I took my car to the auto repair shop in Budapest to have an assessment. The body had several rust spots, and I knew that, left unattended, much damage could occur. Through an interpreter, I was asked the question, "Would you like your car fixed or restored?" Further explanation of the question revealed a quick fix would take little time, effort or money, but the risk was great that the rust would return. On the other hand, complete restoration would require a larger investment. Since I was planning to keep the car for awhile, I chose restoration and was very satisfied.
Restoration is a concept with which each of us can identify. When we are physically ill, we yearn to be restored to health. When we are emotionally discouraged, we long to be restored to joy. The process from brokenness to restoration is different than from brokenness to a temporary fix.
As a physician, patients came to me with illnesses caused by lifestyle choices, hoping for a quick fix. They did not want to consider the option of complete restoration because that would require more discipline and sacrifice than they were willing to give.
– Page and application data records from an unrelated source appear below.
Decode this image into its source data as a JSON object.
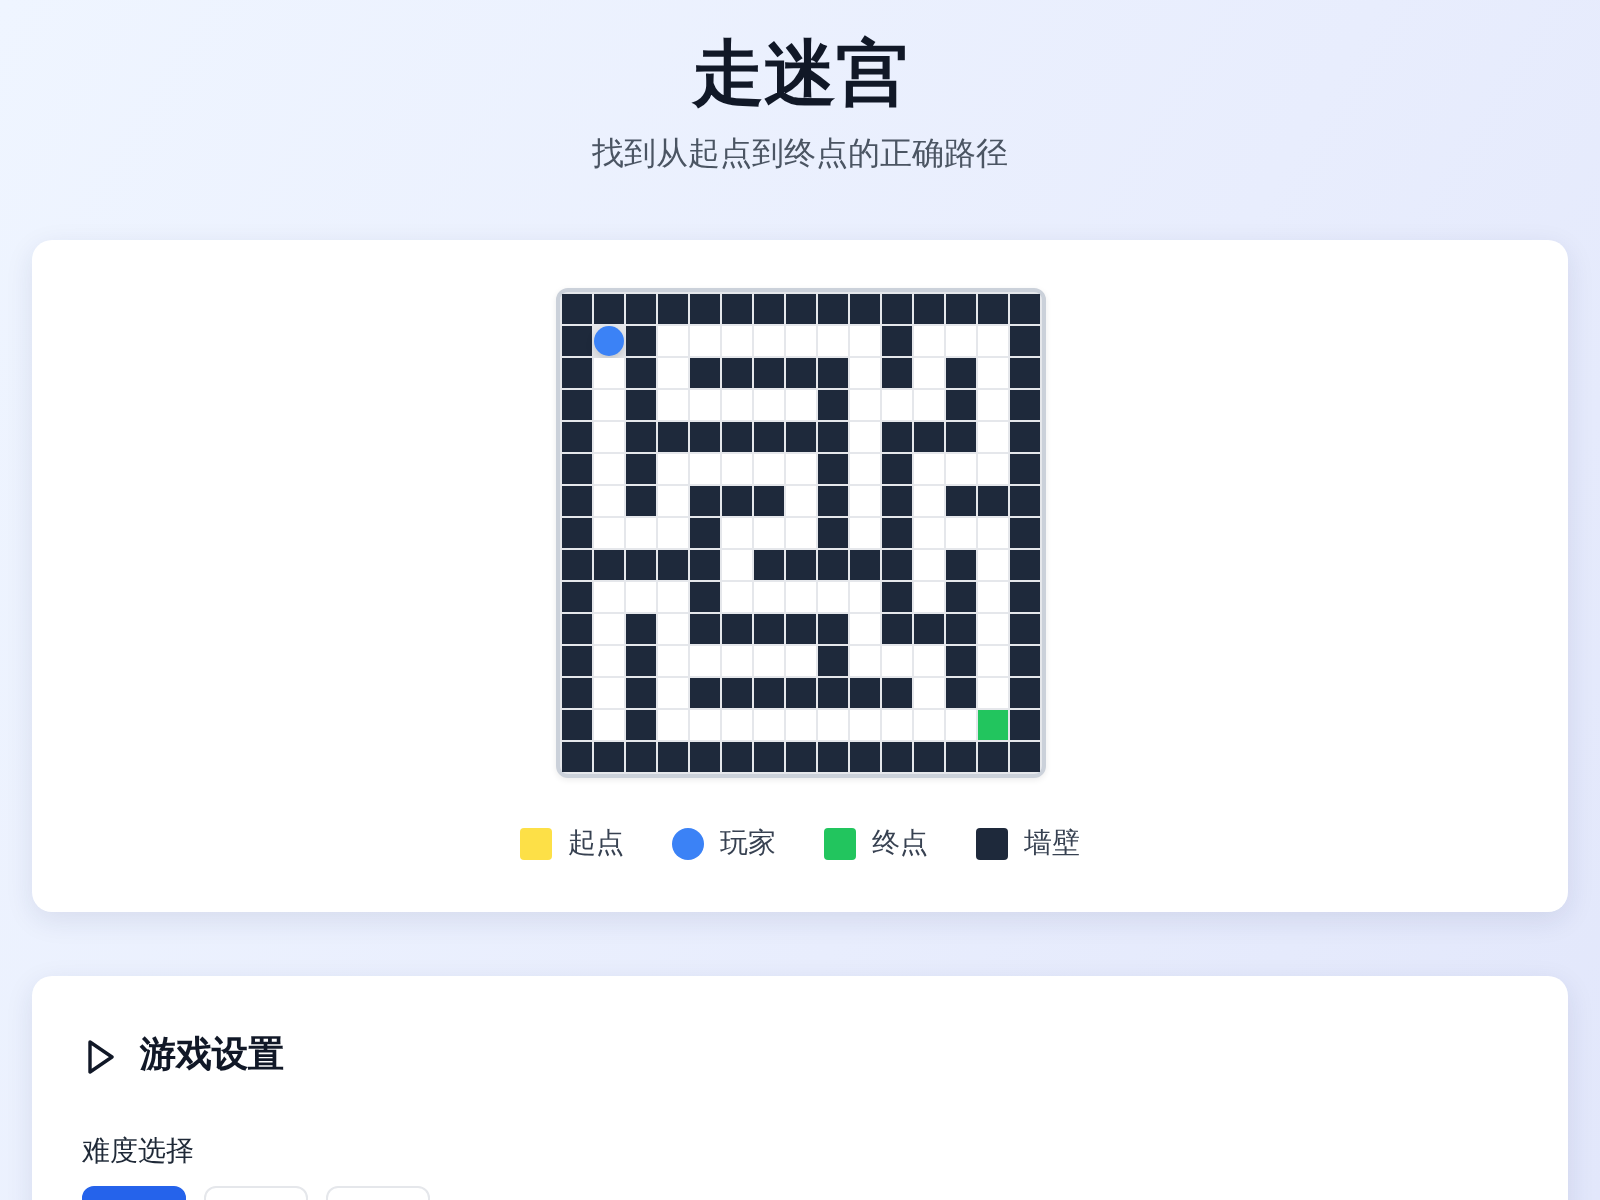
{
  "header": {
    "title": "走迷宫",
    "subtitle": "找到从起点到终点的正确路径"
  },
  "maze": {
    "rows": [
      [
        {
          "kind": "wall"
        },
        {
          "kind": "wall"
        },
        {
          "kind": "wall"
        },
        {
          "kind": "wall"
        },
        {
          "kind": "wall"
        },
        {
          "kind": "wall"
        },
        {
          "kind": "wall"
        },
        {
          "kind": "wall"
        },
        {
          "kind": "wall"
        },
        {
          "kind": "wall"
        },
        {
          "kind": "wall"
        },
        {
          "kind": "wall"
        },
        {
          "kind": "wall"
        },
        {
          "kind": "wall"
        },
        {
          "kind": "wall"
        }
      ],
      [
        {
          "kind": "wall"
        },
        {
          "kind": "player"
        },
        {
          "kind": "wall"
        },
        {
          "kind": "floor"
        },
        {
          "kind": "floor"
        },
        {
          "kind": "floor"
        },
        {
          "kind": "floor"
        },
        {
          "kind": "floor"
        },
        {
          "kind": "floor"
        },
        {
          "kind": "floor"
        },
        {
          "kind": "wall"
        },
        {
          "kind": "floor"
        },
        {
          "kind": "floor"
        },
        {
          "kind": "floor"
        },
        {
          "kind": "wall"
        }
      ],
      [
        {
          "kind": "wall"
        },
        {
          "kind": "floor"
        },
        {
          "kind": "wall"
        },
        {
          "kind": "floor"
        },
        {
          "kind": "wall"
        },
        {
          "kind": "wall"
        },
        {
          "kind": "wall"
        },
        {
          "kind": "wall"
        },
        {
          "kind": "wall"
        },
        {
          "kind": "floor"
        },
        {
          "kind": "wall"
        },
        {
          "kind": "floor"
        },
        {
          "kind": "wall"
        },
        {
          "kind": "floor"
        },
        {
          "kind": "wall"
        }
      ],
      [
        {
          "kind": "wall"
        },
        {
          "kind": "floor"
        },
        {
          "kind": "wall"
        },
        {
          "kind": "floor"
        },
        {
          "kind": "floor"
        },
        {
          "kind": "floor"
        },
        {
          "kind": "floor"
        },
        {
          "kind": "floor"
        },
        {
          "kind": "wall"
        },
        {
          "kind": "floor"
        },
        {
          "kind": "floor"
        },
        {
          "kind": "floor"
        },
        {
          "kind": "wall"
        },
        {
          "kind": "floor"
        },
        {
          "kind": "wall"
        }
      ],
      [
        {
          "kind": "wall"
        },
        {
          "kind": "floor"
        },
        {
          "kind": "wall"
        },
        {
          "kind": "wall"
        },
        {
          "kind": "wall"
        },
        {
          "kind": "wall"
        },
        {
          "kind": "wall"
        },
        {
          "kind": "wall"
        },
        {
          "kind": "wall"
        },
        {
          "kind": "floor"
        },
        {
          "kind": "wall"
        },
        {
          "kind": "wall"
        },
        {
          "kind": "wall"
        },
        {
          "kind": "floor"
        },
        {
          "kind": "wall"
        }
      ],
      [
        {
          "kind": "wall"
        },
        {
          "kind": "floor"
        },
        {
          "kind": "wall"
        },
        {
          "kind": "floor"
        },
        {
          "kind": "floor"
        },
        {
          "kind": "floor"
        },
        {
          "kind": "floor"
        },
        {
          "kind": "floor"
        },
        {
          "kind": "wall"
        },
        {
          "kind": "floor"
        },
        {
          "kind": "wall"
        },
        {
          "kind": "floor"
        },
        {
          "kind": "floor"
        },
        {
          "kind": "floor"
        },
        {
          "kind": "wall"
        }
      ],
      [
        {
          "kind": "wall"
        },
        {
          "kind": "floor"
        },
        {
          "kind": "wall"
        },
        {
          "kind": "floor"
        },
        {
          "kind": "wall"
        },
        {
          "kind": "wall"
        },
        {
          "kind": "wall"
        },
        {
          "kind": "floor"
        },
        {
          "kind": "wall"
        },
        {
          "kind": "floor"
        },
        {
          "kind": "wall"
        },
        {
          "kind": "floor"
        },
        {
          "kind": "wall"
        },
        {
          "kind": "wall"
        },
        {
          "kind": "wall"
        }
      ],
      [
        {
          "kind": "wall"
        },
        {
          "kind": "floor"
        },
        {
          "kind": "floor"
        },
        {
          "kind": "floor"
        },
        {
          "kind": "wall"
        },
        {
          "kind": "floor"
        },
        {
          "kind": "floor"
        },
        {
          "kind": "floor"
        },
        {
          "kind": "wall"
        },
        {
          "kind": "floor"
        },
        {
          "kind": "wall"
        },
        {
          "kind": "floor"
        },
        {
          "kind": "floor"
        },
        {
          "kind": "floor"
        },
        {
          "kind": "wall"
        }
      ],
      [
        {
          "kind": "wall"
        },
        {
          "kind": "wall"
        },
        {
          "kind": "wall"
        },
        {
          "kind": "wall"
        },
        {
          "kind": "wall"
        },
        {
          "kind": "floor"
        },
        {
          "kind": "wall"
        },
        {
          "kind": "wall"
        },
        {
          "kind": "wall"
        },
        {
          "kind": "wall"
        },
        {
          "kind": "wall"
        },
        {
          "kind": "floor"
        },
        {
          "kind": "wall"
        },
        {
          "kind": "floor"
        },
        {
          "kind": "wall"
        }
      ],
      [
        {
          "kind": "wall"
        },
        {
          "kind": "floor"
        },
        {
          "kind": "floor"
        },
        {
          "kind": "floor"
        },
        {
          "kind": "wall"
        },
        {
          "kind": "floor"
        },
        {
          "kind": "floor"
        },
        {
          "kind": "floor"
        },
        {
          "kind": "floor"
        },
        {
          "kind": "floor"
        },
        {
          "kind": "wall"
        },
        {
          "kind": "floor"
        },
        {
          "kind": "wall"
        },
        {
          "kind": "floor"
        },
        {
          "kind": "wall"
        }
      ],
      [
        {
          "kind": "wall"
        },
        {
          "kind": "floor"
        },
        {
          "kind": "wall"
        },
        {
          "kind": "floor"
        },
        {
          "kind": "wall"
        },
        {
          "kind": "wall"
        },
        {
          "kind": "wall"
        },
        {
          "kind": "wall"
        },
        {
          "kind": "wall"
        },
        {
          "kind": "floor"
        },
        {
          "kind": "wall"
        },
        {
          "kind": "wall"
        },
        {
          "kind": "wall"
        },
        {
          "kind": "floor"
        },
        {
          "kind": "wall"
        }
      ],
      [
        {
          "kind": "wall"
        },
        {
          "kind": "floor"
        },
        {
          "kind": "wall"
        },
        {
          "kind": "floor"
        },
        {
          "kind": "floor"
        },
        {
          "kind": "floor"
        },
        {
          "kind": "floor"
        },
        {
          "kind": "floor"
        },
        {
          "kind": "wall"
        },
        {
          "kind": "floor"
        },
        {
          "kind": "floor"
        },
        {
          "kind": "floor"
        },
        {
          "kind": "wall"
        },
        {
          "kind": "floor"
        },
        {
          "kind": "wall"
        }
      ],
      [
        {
          "kind": "wall"
        },
        {
          "kind": "floor"
        },
        {
          "kind": "wall"
        },
        {
          "kind": "floor"
        },
        {
          "kind": "wall"
        },
        {
          "kind": "wall"
        },
        {
          "kind": "wall"
        },
        {
          "kind": "wall"
        },
        {
          "kind": "wall"
        },
        {
          "kind": "wall"
        },
        {
          "kind": "wall"
        },
        {
          "kind": "floor"
        },
        {
          "kind": "wall"
        },
        {
          "kind": "floor"
        },
        {
          "kind": "wall"
        }
      ],
      [
        {
          "kind": "wall"
        },
        {
          "kind": "floor"
        },
        {
          "kind": "wall"
        },
        {
          "kind": "floor"
        },
        {
          "kind": "floor"
        },
        {
          "kind": "floor"
        },
        {
          "kind": "floor"
        },
        {
          "kind": "floor"
        },
        {
          "kind": "floor"
        },
        {
          "kind": "floor"
        },
        {
          "kind": "floor"
        },
        {
          "kind": "floor"
        },
        {
          "kind": "floor"
        },
        {
          "kind": "goal"
        },
        {
          "kind": "wall"
        }
      ],
      [
        {
          "kind": "wall"
        },
        {
          "kind": "wall"
        },
        {
          "kind": "wall"
        },
        {
          "kind": "wall"
        },
        {
          "kind": "wall"
        },
        {
          "kind": "wall"
        },
        {
          "kind": "wall"
        },
        {
          "kind": "wall"
        },
        {
          "kind": "wall"
        },
        {
          "kind": "wall"
        },
        {
          "kind": "wall"
        },
        {
          "kind": "wall"
        },
        {
          "kind": "wall"
        },
        {
          "kind": "wall"
        },
        {
          "kind": "wall"
        }
      ]
    ]
  },
  "legend": [
    {
      "label": "起点",
      "kind": "square",
      "color": "#fde047"
    },
    {
      "label": "玩家",
      "kind": "circle",
      "color": "#3b82f6"
    },
    {
      "label": "终点",
      "kind": "square",
      "color": "#22c55e"
    },
    {
      "label": "墙壁",
      "kind": "square",
      "color": "#1e293b"
    }
  ],
  "settings": {
    "title": "游戏设置",
    "difficulty": {
      "label": "难度选择",
      "options": [
        {
          "selected": true
        },
        {
          "selected": false
        },
        {
          "selected": false
        }
      ]
    }
  }
}
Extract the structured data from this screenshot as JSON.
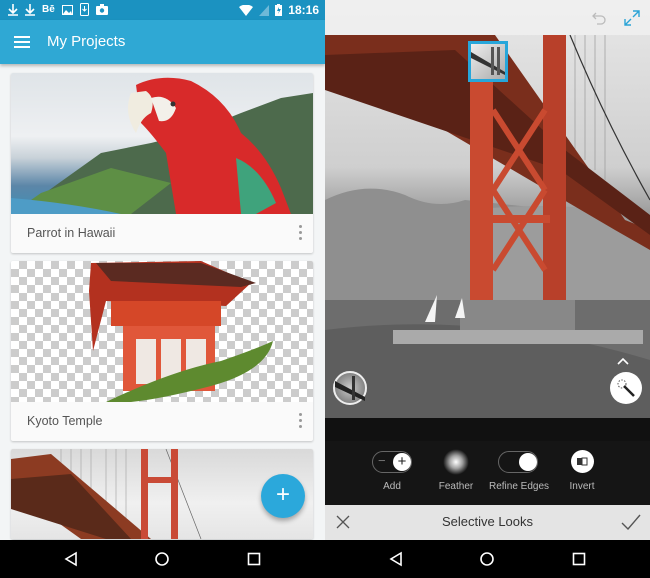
{
  "left": {
    "status_bar": {
      "time": "18:16",
      "icons": [
        "download-icon",
        "download-icon",
        "behance-icon",
        "image-icon",
        "phone-download-icon",
        "camera-icon"
      ],
      "right_icons": [
        "wifi-icon",
        "no-signal-icon",
        "battery-icon"
      ],
      "behance_glyph": "Bē"
    },
    "app_bar": {
      "title": "My Projects"
    },
    "projects": [
      {
        "title": "Parrot in Hawaii"
      },
      {
        "title": "Kyoto Temple"
      },
      {
        "title": ""
      }
    ],
    "fab": {
      "label": "+"
    }
  },
  "right": {
    "editor": {
      "title": "Selective Looks",
      "tools": [
        {
          "label": "Add",
          "minus": "−",
          "plus": "+"
        },
        {
          "label": "Feather"
        },
        {
          "label": "Refine Edges"
        },
        {
          "label": "Invert"
        }
      ]
    }
  },
  "colors": {
    "accent": "#2fa8d4",
    "status_bar": "#1b92c1",
    "fab": "#2ba8db",
    "thumb_border": "#27a6da"
  }
}
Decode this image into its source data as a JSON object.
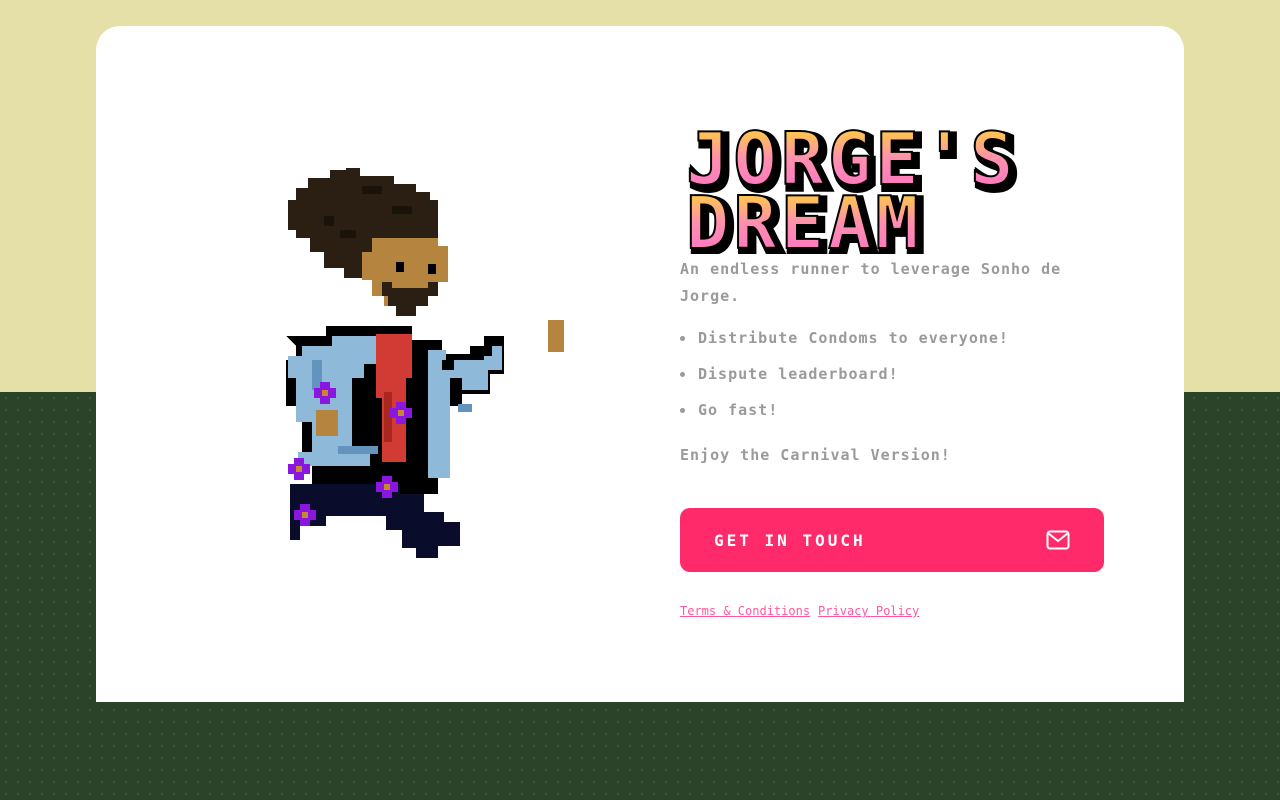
{
  "game": {
    "title_line1": "JORGE'S",
    "title_line2": "DREAM",
    "description": "An endless runner to leverage Sonho de Jorge.",
    "features": [
      "Distribute Condoms to everyone!",
      "Dispute leaderboard!",
      "Go fast!"
    ],
    "enjoy": "Enjoy the Carnival Version!"
  },
  "cta": {
    "label": "GET IN TOUCH",
    "icon": "mail-icon"
  },
  "footer": {
    "terms_label": "Terms & Conditions",
    "privacy_label": "Privacy Policy"
  },
  "colors": {
    "accent": "#ff2a6a",
    "page_top": "#e4e0a8",
    "page_bottom": "#2b4429",
    "title_gradient_top": "#ffe21a",
    "title_gradient_bottom": "#ff6fc8",
    "link": "#ff5aa0",
    "text_muted": "#9a9a9a"
  }
}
Rather than making the necessary lifestyle changes, patients often chose to take medicine, which would provide a temporary solution. We have all similarly shortchanged ourselves in various other areas of our lives.
Spiritually, we often seek quick fixes, as well. Rather than seeking restoration in our lives, which includes addressing the state of our souls, we try to adjust our physical conditions in an attempt to find peace, wholeness and joy.
We see this wonderfully demonstrated in the story from Mark 5:25-34, concerning the women suffering from bleeding for twelve years. She had suffered physically, socially and even religiously because of her disease. She came to Jesus with a hope for physical relief that even her physicians could not provide. She believed that merely touching Jesus would be enough to make her well. However, her definition of well only included her physical health — a quick fix. Jesus’ definition of wellness reached far deeper into the recesses of her heart where he could provide complete restoration.
When she touched Jesus, she was healed, and she fell at His feet. While her physical condition had been cured, Jesus was not content with that. Jesus is always interested in our restoration. He addressed not only her physical, social and religious needs, but her deep spiritual needs by saying, "Daughter, your faith has healed you. Go in peace and be freed from your suffering." In that relational word, daughter, came an answer to the deepest needs of her heart. Restoration was available to her if she chose to respond.
This week, let us not seek just a quick fix, but restoration in our lives as followers of Jesus. To do so will require more time, effort and cost, but the results will be vastly more pleasing.
Sharing the journey with you,